Dumisani Nsingo, Senior Business Reporter
THE Reserve Bank of Zimbabwe (RBZ) has to date disbursed $100 million out of the $150 million Gold Development Initiative Fund (GDIF) and plans to review the facility upwards following overwhelming applications by small-scale miners.
Addressing gold miners at the Matabeleland Gold Mining Conference in Gwanda last Thursday, Fidelity Printers and Refiners (FPR) head of GIDF Mr Matthew Chidavaenzi said the Central Bank was highly satisfied with the uptake of the gold support scheme by small-scale miners.
“We have had excess support from miners. We were given $150 million and already we have disbursed $100 million but the pipeline applications, which we are currently vetting, are in excess of $50 million,” he said.
“So, it means that already we have surpassed our target but I think what gives me hope is that my board of directors, the Governor (Dr John Mangudya) of the RBZ and even RBZ officials who are here today have indicated clearly that the Governor is willing to keep supporting this fund.”
Mr Chidavaenzi said the GDIF division was seized with processing huge numbers of loan applications by small-scale miners from various parts of the country.
“We currently have a huge backlog with regards to clearing loan applications but we have set ourselves a target that by 15 September we should be done with anyone who applied for the loan,” he said.
The GDIF facility was launched by the RBZ in 2016 as part of initiatives to capacitate small-scale miners and boost gold production. This has seen small-scale miners break production records and deliver more gold than large-scale heavy weight mining power houses. At its inception, the facility, which is administered by FPR, was $20 million but the Central Bank kept on increasing the fund due to its high uptake by the miners.
About 60 percent of the fund has been allocated to Matabeleland region and Midlands Province only with Matabeleland accounting for $40 million of which Matabeleland North Province received $28,7 million and Matabeleland South Province $11 million.
Mr Chidavaenzi said the high uptake of the gold support scheme has over the last two years contributed to the increased yellow metal output in the country.
“Most gold has been coming more from small-scale miners, which means that there is a corresponding increase and as they get more funding they are also able to produce more. So we feel the fund to date, it has worked as it should. What we now need to do is to keep giving because there are still more that can be supported,” he said.

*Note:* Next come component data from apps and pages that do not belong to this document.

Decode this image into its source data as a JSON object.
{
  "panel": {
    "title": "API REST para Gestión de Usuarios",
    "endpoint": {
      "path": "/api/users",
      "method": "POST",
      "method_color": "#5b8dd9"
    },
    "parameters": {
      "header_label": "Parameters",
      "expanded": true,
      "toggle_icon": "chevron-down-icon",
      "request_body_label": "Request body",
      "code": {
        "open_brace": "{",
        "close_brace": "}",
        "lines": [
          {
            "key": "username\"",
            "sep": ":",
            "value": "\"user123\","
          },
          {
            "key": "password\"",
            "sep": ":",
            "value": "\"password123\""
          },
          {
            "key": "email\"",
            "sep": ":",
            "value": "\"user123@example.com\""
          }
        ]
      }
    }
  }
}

Zimbabwe’s annual gold output increased to 24,8 tonnes in 2017 from 21,1 tonnes the previous year driven by a rise in deliveries from small-scale miners.
Mr Chidavaenzi said the move by Government to roll-out gold service centres at all the country’s gold mining districts would play a pivotal role in mopping up the yellow metal.
RBZ principal analyst, Mr Dishoni Limbikani, confirmed that there were plans to increase the GDIF facility as it has proven to be effective in increasing gold production in the country.
“At the moment the fund, which is managed by Fidelity, is at $150 million and I can tell you that it has not been exhausted though we have passed the $100 million mark but we know that there is still demand,” he said.
Small-scale miners have contributed at least 60 percent of the gold deliveries since 2016. The apex bank is confident the gold centres will change the whole scene.
“We need to continue supporting the sector and the understanding that as a country, ‘Zimbabwe is open for business’. I mean there are better days ahead of us with all these initiatives. So we welcome and are happy that these centres are going to be rolled out,” said Mr Limbikani. — @DNsingo